Bob Morris joined CVA as a 14-year-old apprentice in 1935 at the Portland Road factory. By the outbreak of World War II he had almost completed his apprenticeship. Like his chums he went to join-up to fight, but was refused due to his “reserved occupation”. His skills were much needed by the country in manufacturing, particularly building machine tools, which are the heart and start of every manufacturing process. Barely 20 years old, Bob joined the Home Guard; CVA had their own company. Bob Morris moved to the Eaton Road factory soon after it opened in 1946 and was soon promoted, firstly to supervisor and then assembly manager, before he was 30 years old.
Automatic lathes and milling machines
The range of CVA automatic lathes and milling machines were to prove to be a great success for the company during the 1950’s and 60’s. The machines were renown for their quality, reliability and value for money. Thousands were sold in the UK, Europe and around the world.
Queen’s Award to Industry

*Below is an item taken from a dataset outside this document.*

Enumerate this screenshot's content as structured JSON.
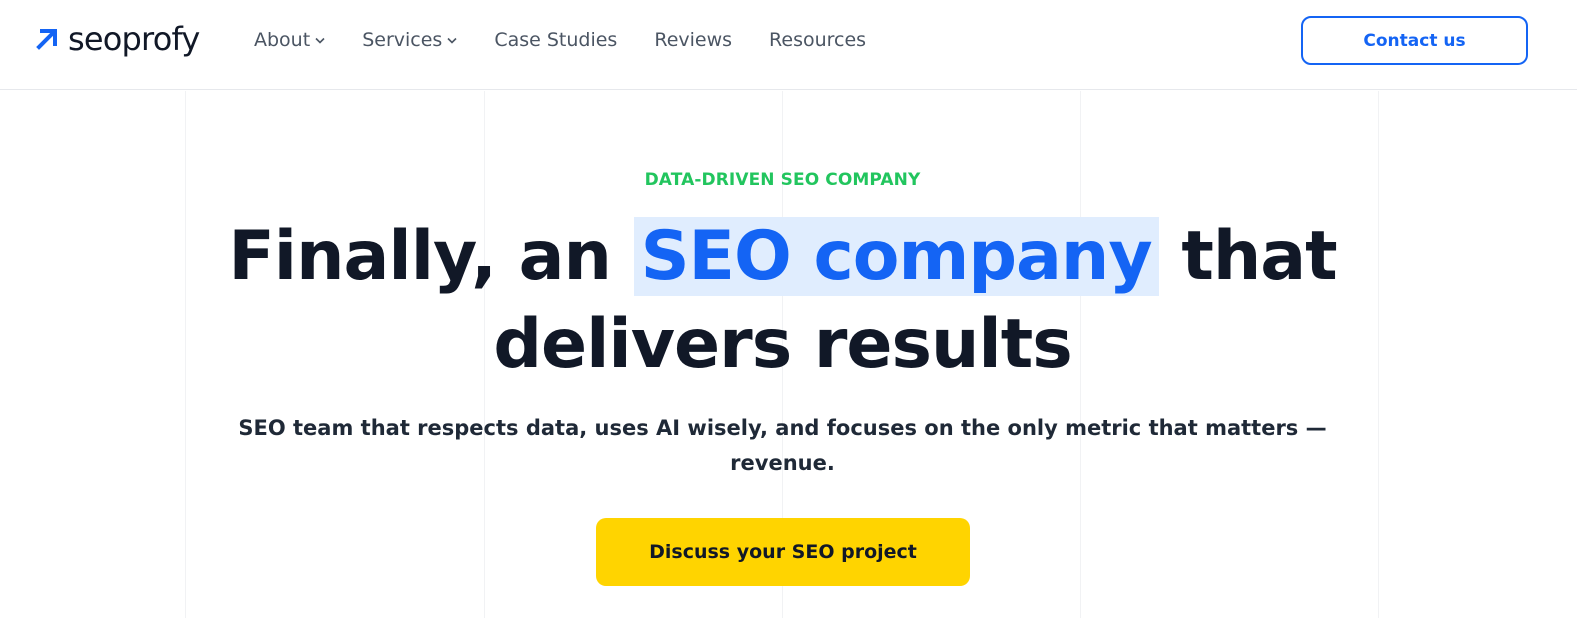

The pinnacle of this success was the announcement on 21st April 1969 when the Company was awarded the Queens Award to Industry for Export Achievement. CVA was one of only 99 companies in the country to receive the award in that year, and the only one in Sussex. Special notices, signed by Bill Neill, the Managing Director, were posted on notice boards around the Company, paying tribute to all employees for the teamwork, which had led to the award. Speaking later on Radio Brighton Mr Newing, the Director of Sales, explained that exports sales had increased by 173% in the previous 3 years. In particular new markets had been opened up in Brazil, Mexico and Argentina, previously dominated by German and US manufactures. Almost 38% of everything manufactured by the Company had been exported. The following year, further individual awards were made, of these it was announced the in the Queen’s Birthday honours list, that Bob Morris was to be awarded the B.E.M. in recognition of his services to the exports drive. Bob was presented with the award at Lancaster House in London by the Rt. Hon. Sir John Eden, on behalf of Her Majesty the Queen.
Factory closure in 1969
Assembly of large machines continued at Eaton Road right up to the end of 1969. Since 1957 US Machine Tool manufacturer Kearney & Trecker Corporation had controlling interest of CVA, and their plans were to centralise production at the new industrial estate at Hollingbury. Eaton Road closed late in 1969 with production and staff being moved to the new estate. On the last day before the plant closed all 140 employees gathered with Bob Morris by the Eaton Road entrance for a last photo.